There's a 'fan theory' going around about Mad Max: Fury Road, and if you're anything like me even the very sound of the words 'fan theory' make you want to tear out your own intestines and hang yourself from the local pre-school, just to give the growing children the kind of traumatic shock that will force them to spend their lives in therapy as opposed to concocting 'fan theories.'
Anyway, this latest 'fan theory' is an iteration of the classic James Bond 'fan theory,' which is "it's a different guy this time." For people who subscribe to the Bond version they believe that James Bond is a code name given to any agent with the 007 number. They believe this despite immense amounts of evidence to the contrary, including Roger Moore's Bond mourning the dead wife of George Lazenby's Bond and Skyfall establishing that James Bond's parents had the last name Bond.
How does it work for Mad Max: Fury Road? Well, they think he's the Feral Kid from The Road Warrior all grown up. It's all over Reddit, and Nerdist put together an article about it using reasoning like:
Hardy’s lines from Fury Road could likely fit on one page double spaced, but his grunts could be pages 2 through 10. Coincidentally, those are the only sounds we ever hear The Feral Kid make. We know he learned to speak over time since, as mentioned, he narrates Road Warrior as an old man. So the argument could be made that Hardy’s grunts are left over from his days as a wild-haired mongrel.
They're also both men!
Before I completely debunk this, I have to ask why this theory even exists. Part of it is because the Mad Max films have profoundly loose continuity, and this bothers people. The world of Mad Max is very,very different from the world of The Road Warrior, and fans have been scrambling for decades to fill in the gaps between the films. It gets even worse with Fury Road, which seems to take place decades after the apocalypse, even though Mad Max is set in a dystopian world hurtling towards the apocalypse. How could Max be so young in Fury Road?
Well, because continuity isn't the issue, much as with the Bond films. George Miller fills Fury Road with callbacks but not real easter eggs - the music box mechanism in Fury Road plays a different song than the one in The Road Warrior. They're echoing elements, not actual things that reoccur over the course of the narrative. The narrative is loose, mythical in nature.
This drives fanboys wild. They need to be able to connect every dot, to know how everything works, to open the unicorn up and look at every one of its entrails and kill the magic. They don't approach movies as art but as puzzles, and not just puzzles to be solved but puzzles to be bested. It's an attempt to prove superiority over the movie, to mount it and conquer it, to dominate it in a way they cannot dominate much else in real life. There's a refusal to submit to the world of the film, and a desire to outsmart it at every turn. They hate ambiguity - it needs to mathematically check out, because emotions are beneath them.
Okay, now that I have vented this, how do I know Max isn't The Feral Kid in Fury Road? Even if we ignore the ending of The Road Warrior, where The Feral Kid tells us what happens to him and his people, take a look at this still:

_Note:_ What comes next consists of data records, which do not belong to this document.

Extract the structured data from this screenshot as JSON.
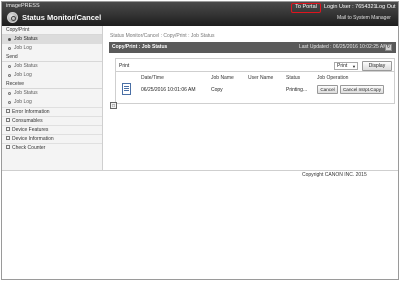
{
  "header": {
    "brand": "imagePRESS",
    "title": "Status Monitor/Cancel",
    "to_portal": "To Portal",
    "login_user": "Login User : 7654321",
    "logout": "Log Out",
    "mail_link": "Mail to System Manager"
  },
  "sidebar": {
    "groups": [
      {
        "label": "Copy/Print",
        "items": [
          "Job Status",
          "Job Log"
        ]
      },
      {
        "label": "Send",
        "items": [
          "Job Status",
          "Job Log"
        ]
      },
      {
        "label": "Receive",
        "items": [
          "Job Status",
          "Job Log"
        ]
      }
    ],
    "links": [
      "Error Information",
      "Consumables",
      "Device Features",
      "Device Information",
      "Check Counter"
    ]
  },
  "main": {
    "breadcrumb": "Status Monitor/Cancel : Copy/Print : Job Status",
    "panel_title": "Copy/Print : Job Status",
    "last_updated": "Last Updated : 06/25/2016 10:02:25 AM",
    "list_label": "Print",
    "filter_value": "Print",
    "display_button": "Display",
    "columns": [
      "Date/Time",
      "Job Name",
      "User Name",
      "Status",
      "Job Operation"
    ],
    "row": {
      "date_time": "06/25/2016 10:01:06 AM",
      "job_name": "Copy",
      "user_name": "",
      "status": "Printing...",
      "cancel": "Cancel",
      "cancel_interrupt": "Cancel Intrpt.Copy"
    }
  },
  "footer": {
    "copyright": "Copyright CANON INC. 2015"
  }
}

That's from the beginning of The Road Warrior. That's pretty iconic Max for me.
Now look at this still from Mad Max: Fury Road:

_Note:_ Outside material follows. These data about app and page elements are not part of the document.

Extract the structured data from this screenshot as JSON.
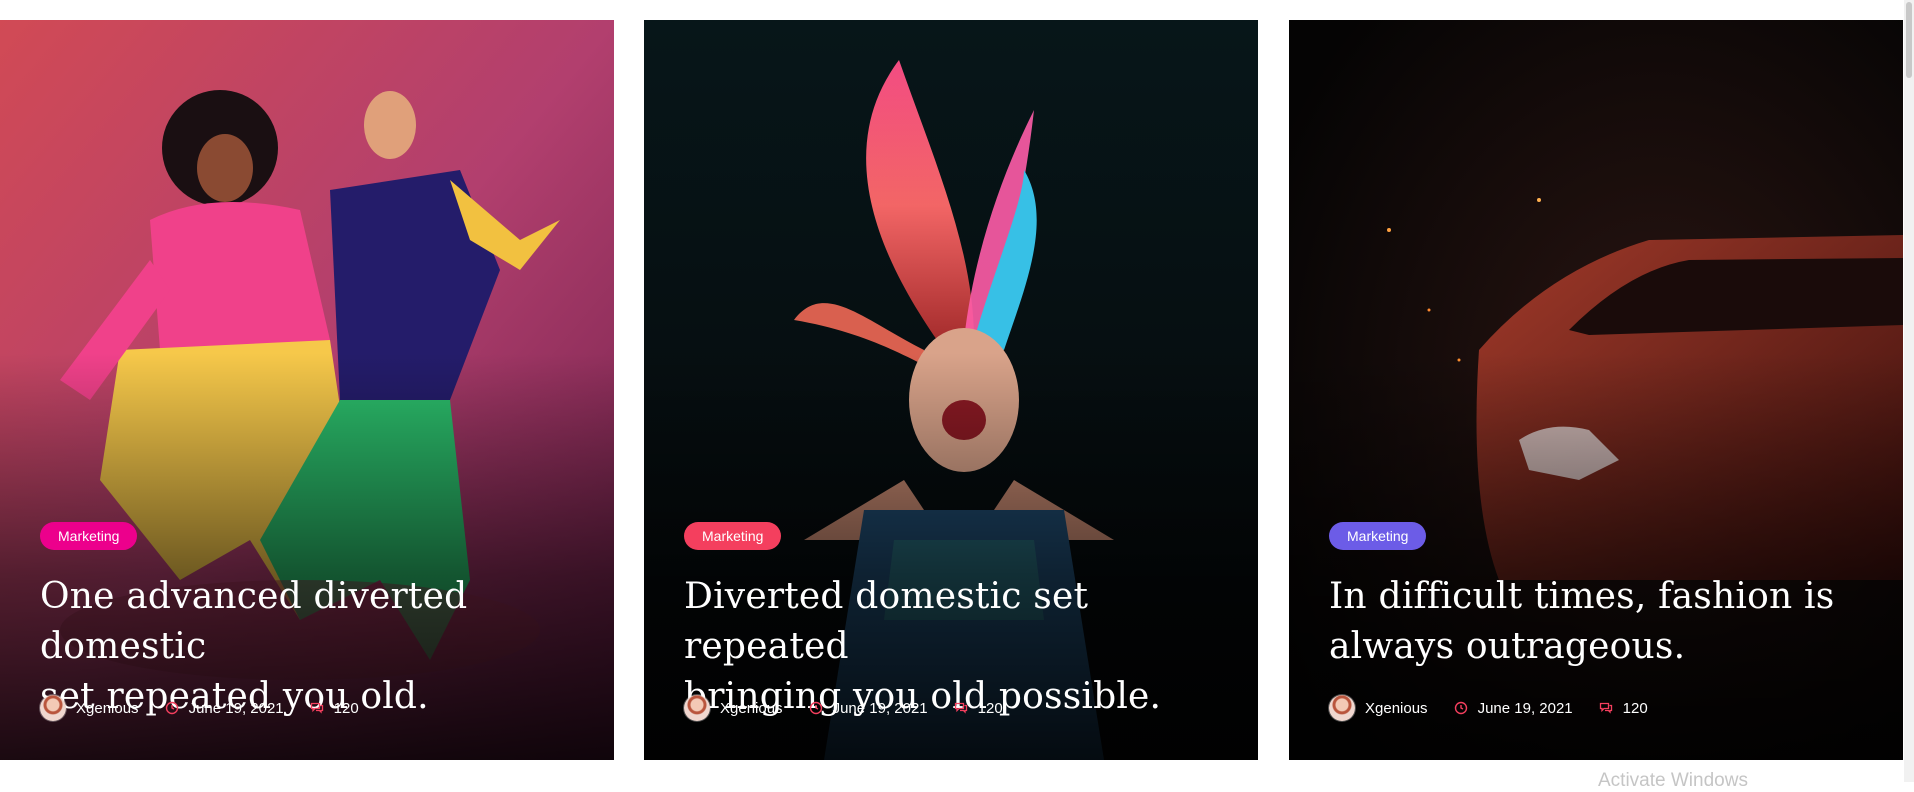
{
  "cards": [
    {
      "category": "Marketing",
      "category_color": "#ec008c",
      "title_line1": "One advanced diverted domestic",
      "title_line2": "set repeated you old.",
      "author": "Xgenious",
      "date": "June 19, 2021",
      "comments": "120"
    },
    {
      "category": "Marketing",
      "category_color": "#f43f5e",
      "title_line1": "Diverted domestic set repeated",
      "title_line2": "bringing you old possible.",
      "author": "Xgenious",
      "date": "June 19, 2021",
      "comments": "120"
    },
    {
      "category": "Marketing",
      "category_color": "#6c5ce7",
      "title_line1": "In difficult times, fashion is",
      "title_line2": "always outrageous.",
      "author": "Xgenious",
      "date": "June 19, 2021",
      "comments": "120"
    }
  ],
  "icons": {
    "author": "avatar",
    "date": "clock-icon",
    "comments": "comments-icon"
  },
  "accent_color": "#f43f5e",
  "os_overlay": {
    "text": "Activate Windows"
  }
}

Note that Max has the same leg brace. At the end of Mad Max he is shot in the leg and constructs that leg brace to help himself walk; he wears it in every film after. Including this one. It's part of the iconic look of Mad Max, as much as the V8 Interceptor and the leather jacket. It's Bond's tux and Walther PPK.

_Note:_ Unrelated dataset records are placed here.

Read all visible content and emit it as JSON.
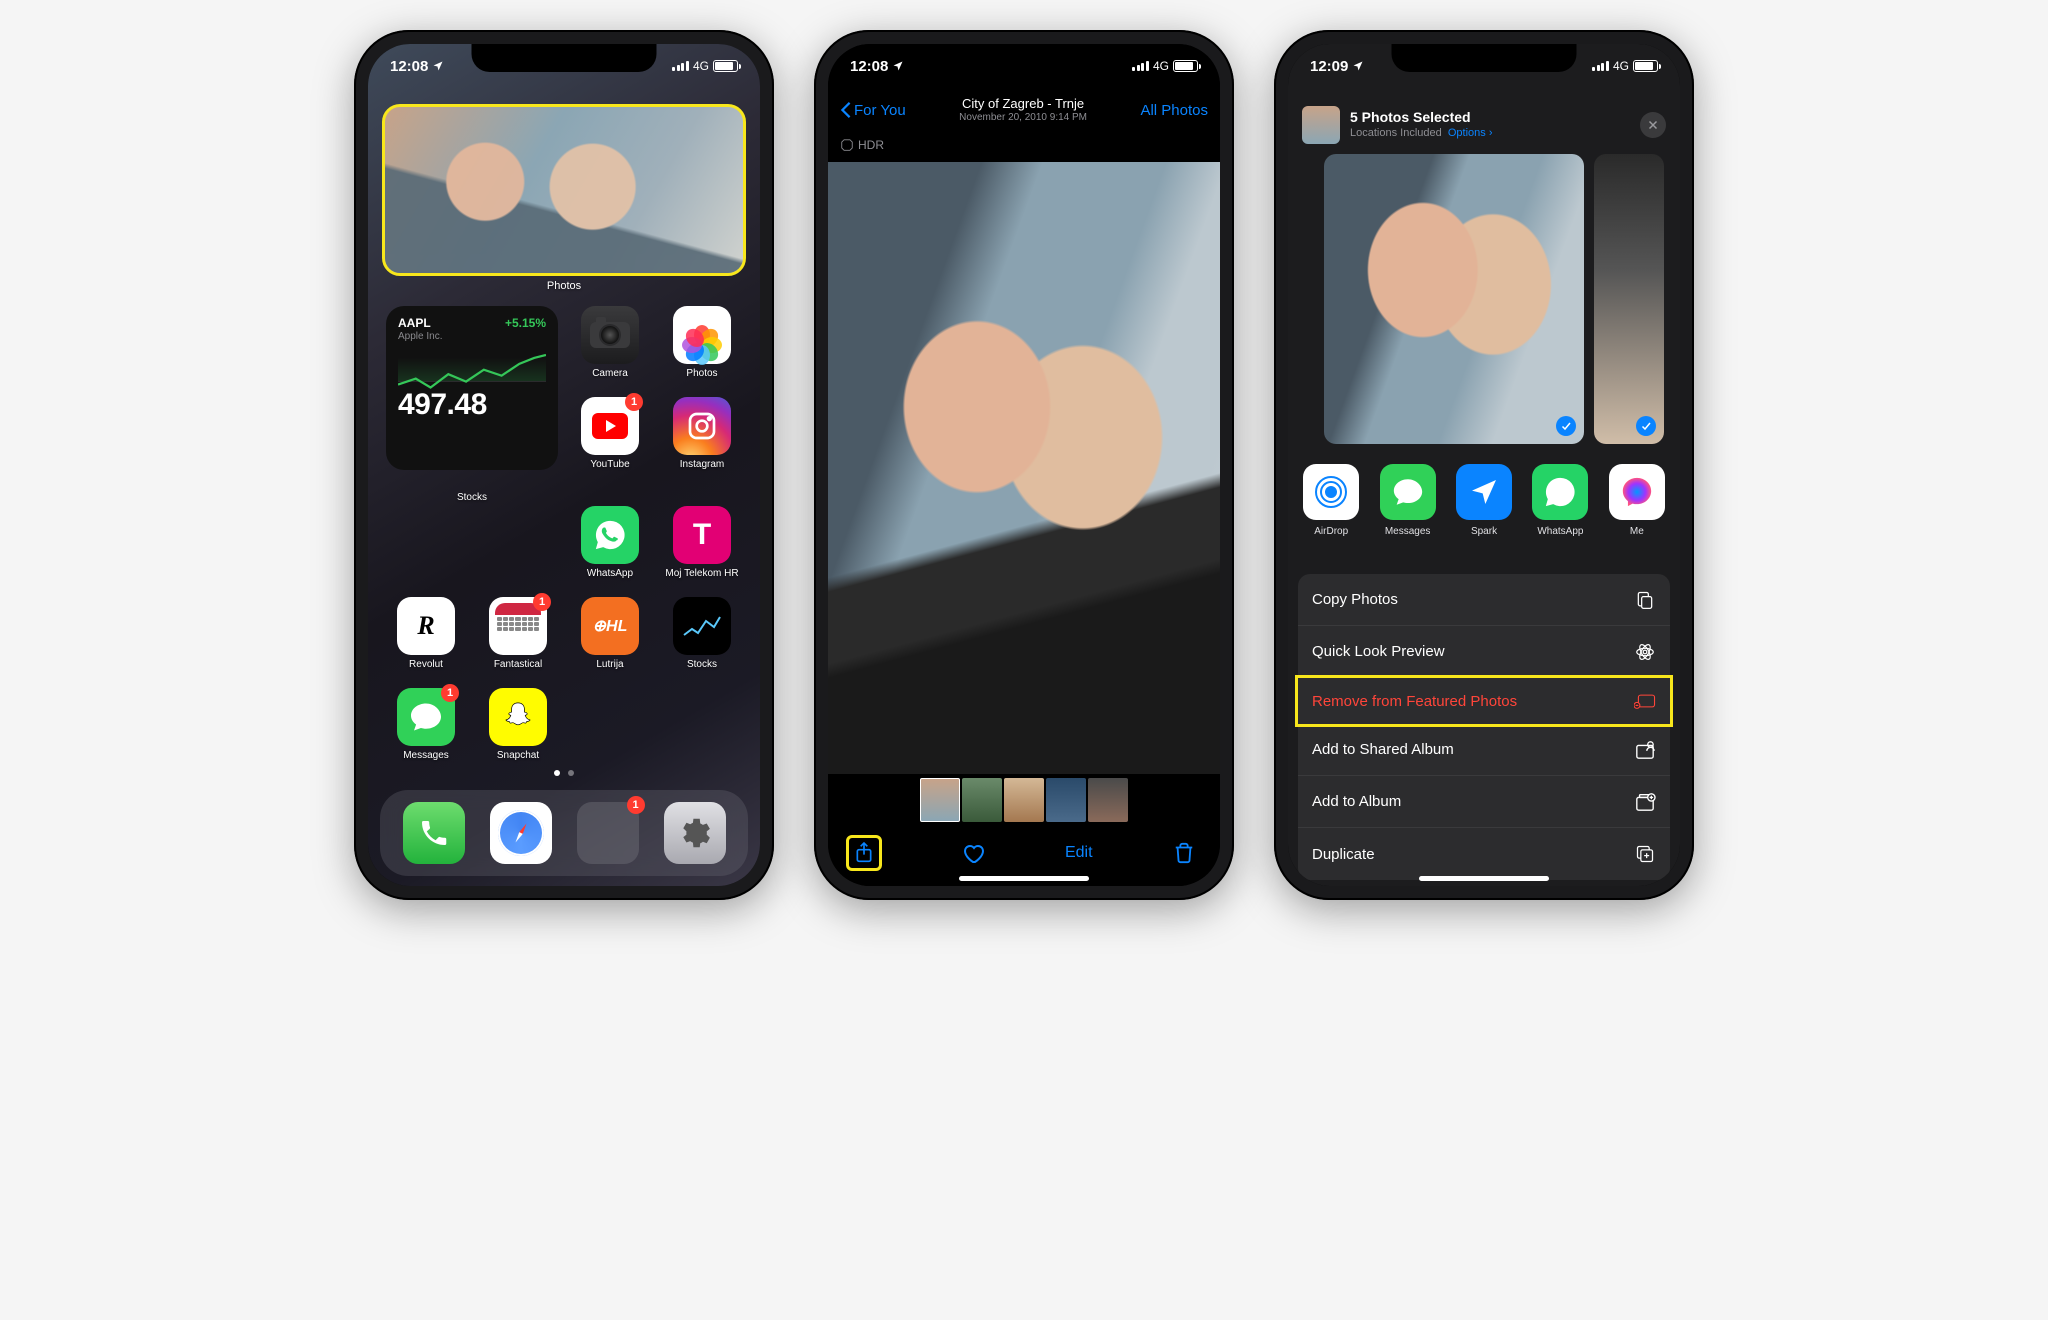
{
  "statusbar": {
    "time1": "12:08",
    "time2": "12:08",
    "time3": "12:09",
    "network": "4G"
  },
  "screen1": {
    "widget_label": "Photos",
    "stocks": {
      "ticker": "AAPL",
      "pct": "+5.15%",
      "company": "Apple Inc.",
      "price": "497.48",
      "label": "Stocks"
    },
    "apps": {
      "camera": "Camera",
      "photos": "Photos",
      "youtube": "YouTube",
      "instagram": "Instagram",
      "whatsapp": "WhatsApp",
      "telekom": "Moj Telekom HR",
      "revolut": "Revolut",
      "fantastical": "Fantastical",
      "lutrija": "Lutrija",
      "stocks": "Stocks",
      "messages": "Messages",
      "snapchat": "Snapchat"
    },
    "badges": {
      "youtube": "1",
      "fantastical": "1",
      "messages": "1"
    }
  },
  "screen2": {
    "back": "For You",
    "title": "City of Zagreb - Trnje",
    "subtitle": "November 20, 2010  9:14 PM",
    "all_photos": "All Photos",
    "hdr": "HDR",
    "edit": "Edit"
  },
  "screen3": {
    "title": "5 Photos Selected",
    "sub_loc": "Locations Included",
    "sub_opt": "Options",
    "share_apps": {
      "airdrop": "AirDrop",
      "messages": "Messages",
      "spark": "Spark",
      "whatsapp": "WhatsApp",
      "messenger": "Me"
    },
    "actions": {
      "copy": "Copy Photos",
      "quicklook": "Quick Look Preview",
      "remove": "Remove from Featured Photos",
      "shared_album": "Add to Shared Album",
      "album": "Add to Album",
      "duplicate": "Duplicate"
    }
  }
}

If you're going to keep being the kind of jackass who needs to outsmart the film, for whatever reason, you'll say that the Feral Kid just replicated Max's look, down to the leg brace. I'd say you're an idiot. That's my fan theory.